As you may have heard, we’ve had a bit of snow. On one of the days that I was snowed in, I had the opportunity to sit and think about our industry – particularly, why is it that at the first sign of trouble, organisations cut their training budgets? Surely any form of logic would tell you that it should be the other way round. In times of trouble, we should be investing more in our people because we want them to achieve more.
I think the answer lies with us, the L&D professionals. For too long we have viewed training like chicken soup – its good for the soul and how can you argue that it won’t make you better? Unfortunately, this no longer washes with the CEO who has a million competing priorities. Often he or she is faced with making a decision between a business plan that has a clear return and a training budget where the benefits are hard to quantify. Unsurprisingly, it’s the training budget that gets squeezed.
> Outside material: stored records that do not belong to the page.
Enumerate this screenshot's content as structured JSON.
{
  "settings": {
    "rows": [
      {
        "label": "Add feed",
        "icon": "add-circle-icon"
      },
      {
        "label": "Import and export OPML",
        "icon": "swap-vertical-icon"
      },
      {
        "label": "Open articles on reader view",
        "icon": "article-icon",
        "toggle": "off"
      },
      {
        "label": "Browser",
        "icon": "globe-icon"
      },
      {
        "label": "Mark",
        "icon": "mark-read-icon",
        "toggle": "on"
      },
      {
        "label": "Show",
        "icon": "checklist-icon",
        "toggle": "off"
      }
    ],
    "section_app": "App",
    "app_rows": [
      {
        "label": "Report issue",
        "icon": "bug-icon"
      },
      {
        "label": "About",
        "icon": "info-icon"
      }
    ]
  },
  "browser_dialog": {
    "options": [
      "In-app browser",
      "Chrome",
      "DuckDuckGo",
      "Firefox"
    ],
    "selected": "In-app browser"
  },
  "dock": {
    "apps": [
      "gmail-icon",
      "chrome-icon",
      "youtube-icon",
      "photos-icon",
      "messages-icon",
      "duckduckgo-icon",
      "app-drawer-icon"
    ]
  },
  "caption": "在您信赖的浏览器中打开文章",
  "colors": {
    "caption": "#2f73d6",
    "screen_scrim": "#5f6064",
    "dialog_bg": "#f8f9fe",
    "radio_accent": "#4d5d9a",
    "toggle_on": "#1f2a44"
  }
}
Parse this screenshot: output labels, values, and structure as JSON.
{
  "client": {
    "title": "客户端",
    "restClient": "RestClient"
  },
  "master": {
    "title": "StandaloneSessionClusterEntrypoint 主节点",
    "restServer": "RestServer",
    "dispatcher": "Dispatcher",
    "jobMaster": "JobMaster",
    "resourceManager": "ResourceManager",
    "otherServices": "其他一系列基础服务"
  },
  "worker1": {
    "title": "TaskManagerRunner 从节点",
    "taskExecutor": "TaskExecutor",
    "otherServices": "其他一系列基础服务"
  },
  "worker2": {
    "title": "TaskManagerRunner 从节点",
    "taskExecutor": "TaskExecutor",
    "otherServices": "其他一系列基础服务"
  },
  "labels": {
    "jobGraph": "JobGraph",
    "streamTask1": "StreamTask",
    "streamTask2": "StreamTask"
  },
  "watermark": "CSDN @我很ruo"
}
We have to do better in this area if our organisations are to get the support that they deserve from L&D. We have to look at every programme as if we were paying for it ourselves. In this situation, would we spend the money if we could not quantify the return? We often hear that it is not always possible to determine the return from a training programme. In which case I would say don’t do the training – save the money. What about compliance training, I hear you say, we have to do this. I agree, but it’s a myth that you can’t measure the return from compliance training. The number of completions is an obvious measure but you can also measure the before and after effects in terms of, for example, the number of breaches or the calls to the help desk. By thinking about the return and measuring tangible results, we not only create financial benefits for the organisation but we help to make the training more palatable for the learners.
One project that comes to mind is some competition law training that we delivered. Initially the course was scoped to be a long programme that laid out the law. When we looked harder at the business benefits of the programme, we could not justify the costs. The subject matter expert, when confronted with this, admitted that actually learners did not need to know about competition law, only how to recognise the risks. They would then call a help line. This thinking resulted in a shorter, more effective course that actually had the desired impact. The change of heart came from looking at the training as a business proposition rather than an obvious foregone conclusion.
In my view L&D is not a support organisation, it’s a business unit and like all business units it needs to demonstrate tangible benefits – if we can’t do this, we may find that very quickly we are out in the cold.